More than 2 million households are in danger of seeing their major broadcast TV channels disappear into a fuzz of static when analog service ends Friday, according to surveys.
That is nearly half the number that were unready in February, when most analog TV broadcasts were originally scheduled to be turned off. The shutdown was delayed for four months at the behest of the Obama administration.
Research firm SmithGeiger LLC said Thursday that about 2.2 million households were still unprepared around the beginning of June. Sponsored by the National Association of Broadcasters, it surveyed 948 households that relied on antennas and found that 1 in 8 had not connected a digital TV or digital converter box.
Nielsen Co., which measures TV ratings with the help of a wide panel of households, put the number of unready homes at 2.8 million, or 2.5 percent of the total television market, as of Sunday. In February, the number was 5.8 million.
Nielsen said minority households are less likely to be prepared, as are households consisting of people under age 35. Households with people older than 55 are far more likely to be prepared than the average.
The Albuquerque-Santa Fe area continues to be the nation's least ready market in the Nielsen survey, with 7.6 percent of TV households still unprepared.
Nielsen does not survey Puerto Rico, which is also believed to have many unready households. Both the Caribbean island and New Mexico have relatively few households connected to cable. Households that have all their sets connected to cable or satellite service are unaffected by the analog broadcast shutdown.
Both the Nielsen and SmithGeiger surveys count households as unprepared even if they have taken some steps toward getting digital signals, like ordering a converter box coupon.
Stations will start cutting their analog signals Friday morning, but many will wait until the evening. Nearly half of all U.S. stations have already ended analog transmissions, though most big-city stations have held off until Friday.
"We’re by no means satisfied that something over 2 million households across the country are still completely unready," said William Lake, digital television transition coordinator for the Federal Communications Commission. "Our No. 1 objective over the weeks to come — it won’t end tomorrow — is to help these consumers get ready so they won’t lose their over-the-air reception."
Lake's comments came at a press briefing by those involved with the digital TV transition, including the FCC, National Association of Broadcasters and the Consumer Electronics Association.
Lake said there are more than 4,000 agents staffing the FCC's toll-free hotline, 1-888-225-5322 (1-888-CALL FCC), "available to answer the phone 24 hours a day for the next several days to answer any kind question that arises, from to how do I get a coupon to how do I adjust my antenna?"
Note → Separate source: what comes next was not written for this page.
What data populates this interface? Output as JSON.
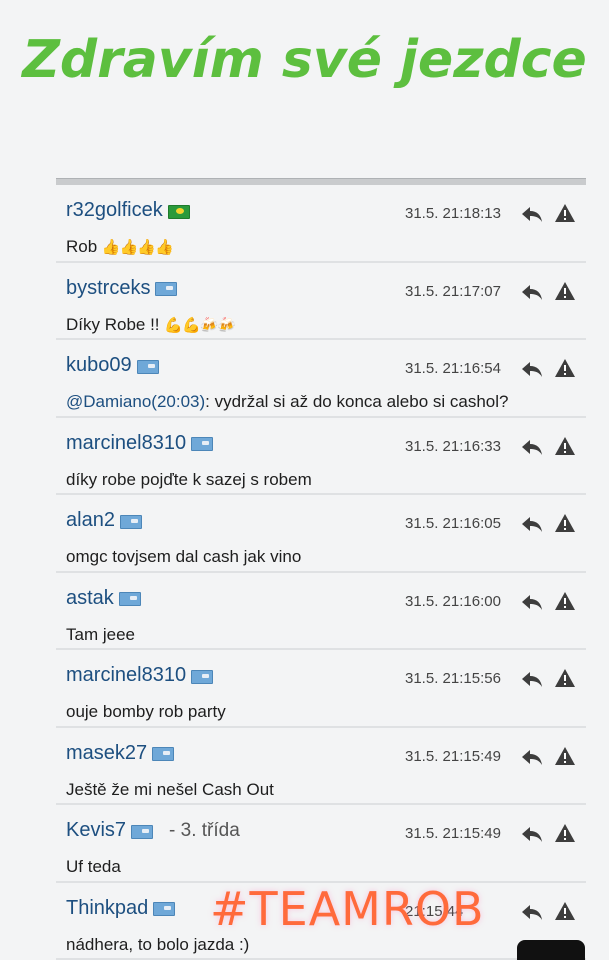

For those consumers who wake up Saturday morning "to a blank, blue screen," Lake said, more than 100 stations across the country "in most of the major markets" have agreed to provide a "nightlight" service, providing a continued analog signal that will "carry only public safety information and information about how to get help with the transition."
The FCC also will be working with broadcasters over the weekend "and over the coming weeks to help them deal with any technical issues that may arise with the transition," he said.
"We know that many broadcasters will have to make changes — either increase their power or some need to move their transmitters ... We'll be available 24 hours a day to help them confront any technical issues that arise."
Since February, when Congress agreed to delay the digital TV transition, the FCC has used some money from the national economic stimulus recovery act to arrange for local contractors to make in-home visits to consumers who may have difficulty setting up a needed converter box and antenna if they don't already have a digital television set, or use cable or satellite.
Contractors have gone to more than 200,000 homes in the past four months, Lake said.
Funding has also gone toward a massive public education campaign coordinated by groups such as AARP and the Leadership Conference on Civil Rights, a coalition of 200 groups.